Even if you do not own one, cats and kittens can be hard to avoid. After all, many feline owners allow their animals to roam freely in neighborhoods across New Jersey. Your friends and family members may also have cats in their homes.
If a cat scratches, bites or licks you, you may be vulnerable to cat scratch fever. The illness develops after exposure to Bartonella henselae, a type of bacteria that lives in the mouths of 30% to 40% of domesticated cats in the U.S.
How does bacteria infect cats?
The Bartonella henselae bacteria spreads through infected fleas. If healthy cats bite fleas or fight with an infected animal, the contagious germ may enter their bodies. Some infected cats may show no symptoms, while others may show symptoms of a serious infection.
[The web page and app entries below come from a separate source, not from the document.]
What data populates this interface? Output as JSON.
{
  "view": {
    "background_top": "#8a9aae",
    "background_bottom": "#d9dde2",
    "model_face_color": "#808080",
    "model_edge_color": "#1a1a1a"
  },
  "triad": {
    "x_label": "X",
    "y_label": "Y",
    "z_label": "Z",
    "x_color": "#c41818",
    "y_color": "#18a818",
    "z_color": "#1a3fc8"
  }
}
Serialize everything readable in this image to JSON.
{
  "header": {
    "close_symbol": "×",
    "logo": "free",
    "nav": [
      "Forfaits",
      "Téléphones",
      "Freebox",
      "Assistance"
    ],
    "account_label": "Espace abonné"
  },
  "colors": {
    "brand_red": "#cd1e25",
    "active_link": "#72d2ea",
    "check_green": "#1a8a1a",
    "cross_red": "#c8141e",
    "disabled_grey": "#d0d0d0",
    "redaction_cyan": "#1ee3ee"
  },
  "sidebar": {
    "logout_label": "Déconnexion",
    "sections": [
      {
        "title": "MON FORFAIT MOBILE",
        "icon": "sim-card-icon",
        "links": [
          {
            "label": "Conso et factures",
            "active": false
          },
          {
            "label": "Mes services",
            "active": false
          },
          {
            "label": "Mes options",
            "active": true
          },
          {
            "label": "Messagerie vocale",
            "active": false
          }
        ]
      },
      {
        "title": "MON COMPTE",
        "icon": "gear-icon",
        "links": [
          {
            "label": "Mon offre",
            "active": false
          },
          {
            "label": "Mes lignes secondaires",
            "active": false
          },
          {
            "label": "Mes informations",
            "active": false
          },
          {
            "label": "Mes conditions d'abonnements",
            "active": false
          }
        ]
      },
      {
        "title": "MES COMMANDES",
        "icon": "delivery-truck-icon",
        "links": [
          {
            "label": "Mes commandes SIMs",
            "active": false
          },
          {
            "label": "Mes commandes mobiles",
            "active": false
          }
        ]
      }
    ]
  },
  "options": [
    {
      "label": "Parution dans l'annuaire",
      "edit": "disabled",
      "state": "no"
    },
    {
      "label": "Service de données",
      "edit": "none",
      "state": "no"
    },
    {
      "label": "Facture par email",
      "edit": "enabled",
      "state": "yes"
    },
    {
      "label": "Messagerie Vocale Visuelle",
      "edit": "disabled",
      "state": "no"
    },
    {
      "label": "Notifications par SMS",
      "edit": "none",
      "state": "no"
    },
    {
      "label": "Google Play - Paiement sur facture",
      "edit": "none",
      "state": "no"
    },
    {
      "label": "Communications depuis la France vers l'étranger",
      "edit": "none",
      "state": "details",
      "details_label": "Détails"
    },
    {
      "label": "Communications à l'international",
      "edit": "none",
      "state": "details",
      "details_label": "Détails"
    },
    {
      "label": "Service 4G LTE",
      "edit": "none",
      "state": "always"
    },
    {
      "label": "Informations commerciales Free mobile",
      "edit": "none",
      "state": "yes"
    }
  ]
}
These include vomiting, lethargy, swollen lymph nodes and weight loss.
What are the symptoms of cat scratch fever?
In humans, the symptoms of cat scratch fever are similar to the ones cats exhibit. Contact your doctor if you develop any of the following symptoms after an animal attack:
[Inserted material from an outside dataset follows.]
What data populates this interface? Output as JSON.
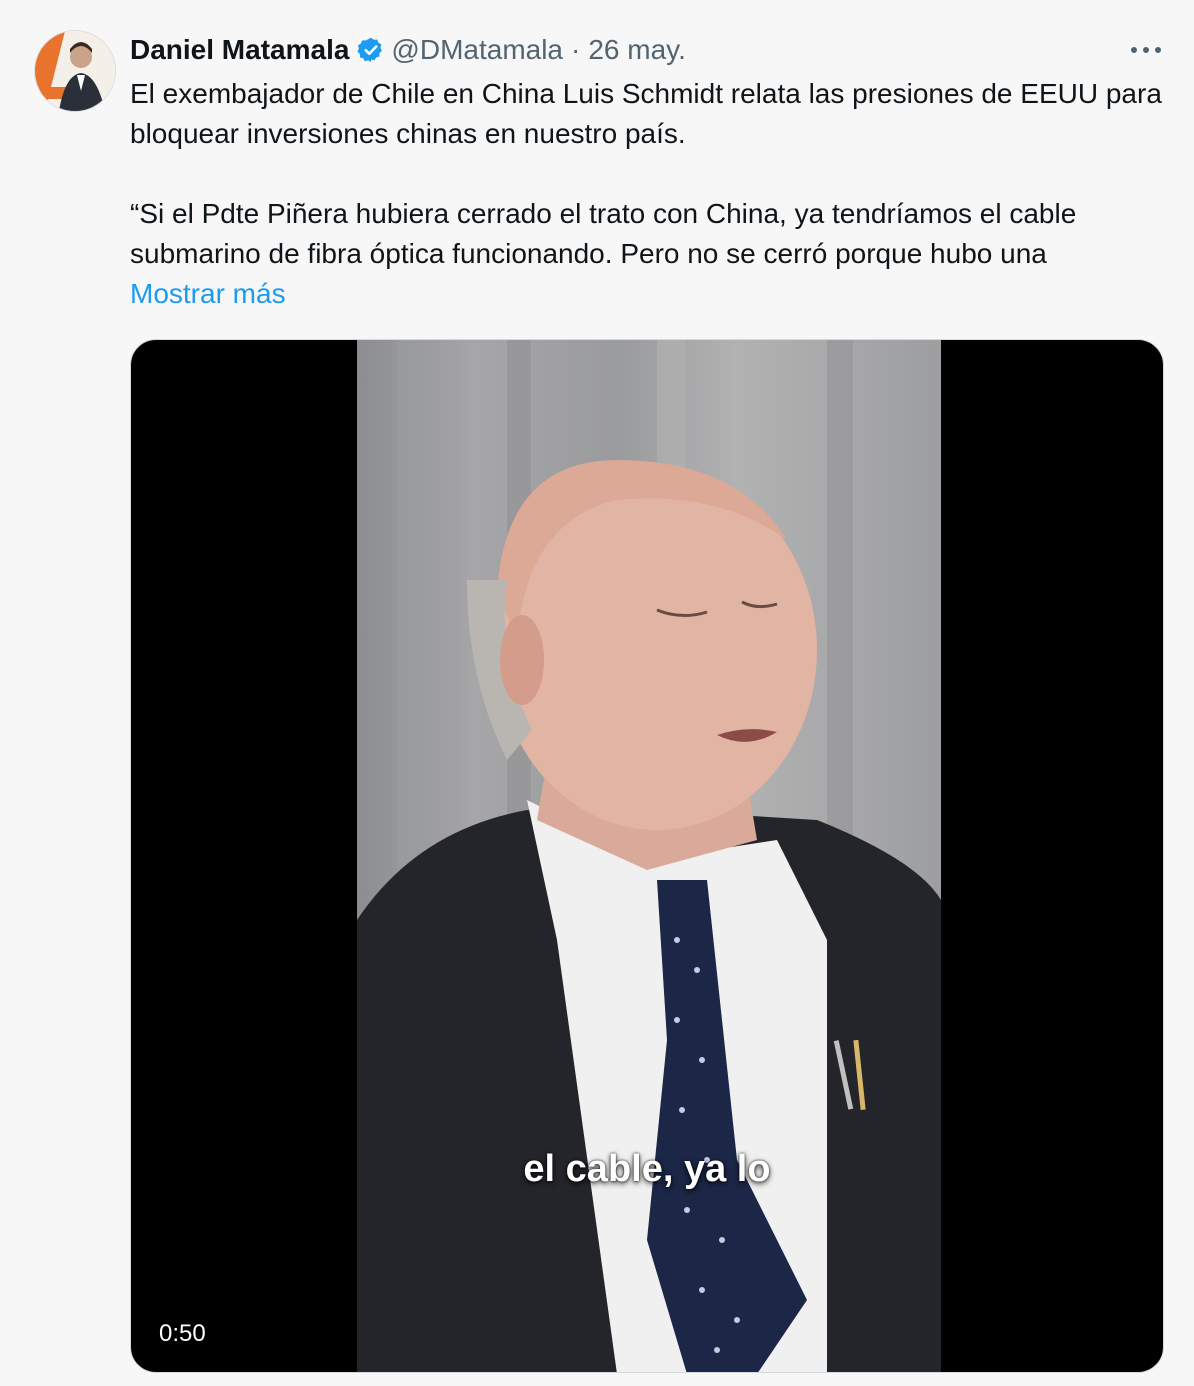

- Low- or high-grade fever
- Nausea, vomiting or loss of appetite
- Dizziness, confusion or insomnia
- Swollen glands
What complications may you face?
While anyone is susceptible to cat scratch fever, children and teenagers are particularly at risk. Fortunately, the illness may resolve on its own without medical intervention. In some cases, though, cat scratch fever leads to serious complications. These include chronic joint pain, organ damage and even death.
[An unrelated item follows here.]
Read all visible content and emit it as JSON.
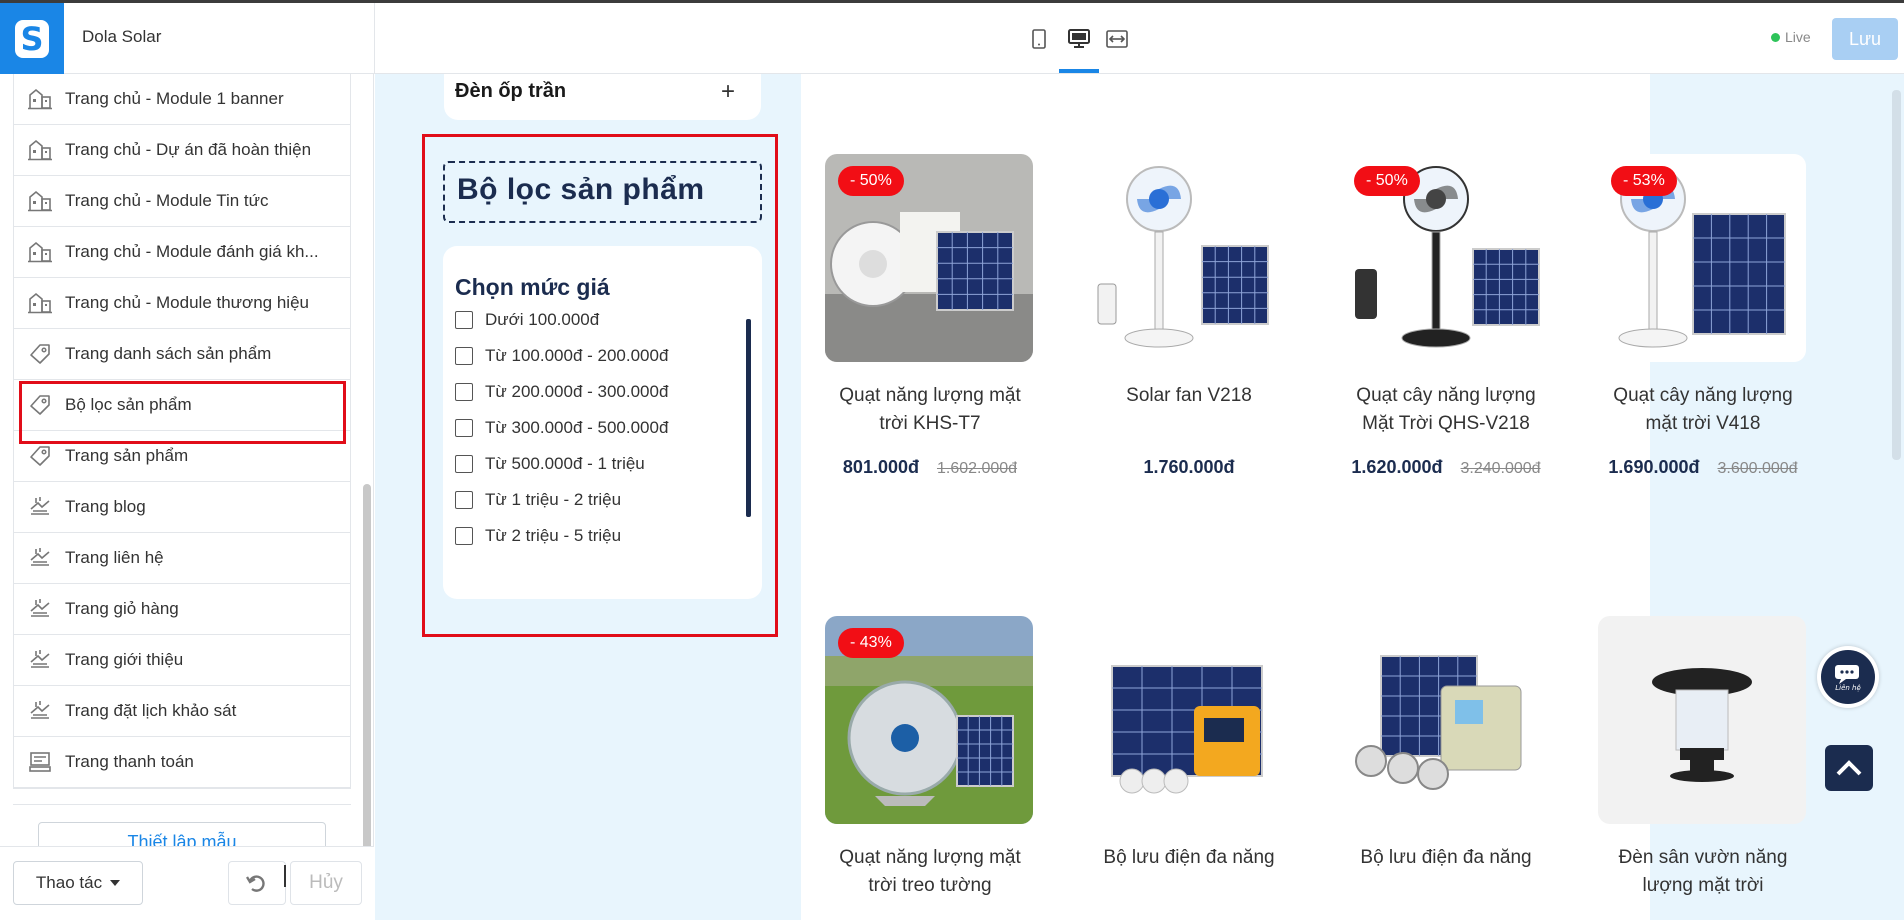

To minimize your chances of developing an illness-related complication, you must closely monitor both your symptoms and your recovery. If your health is not improving, you may need follow-up or specialist care.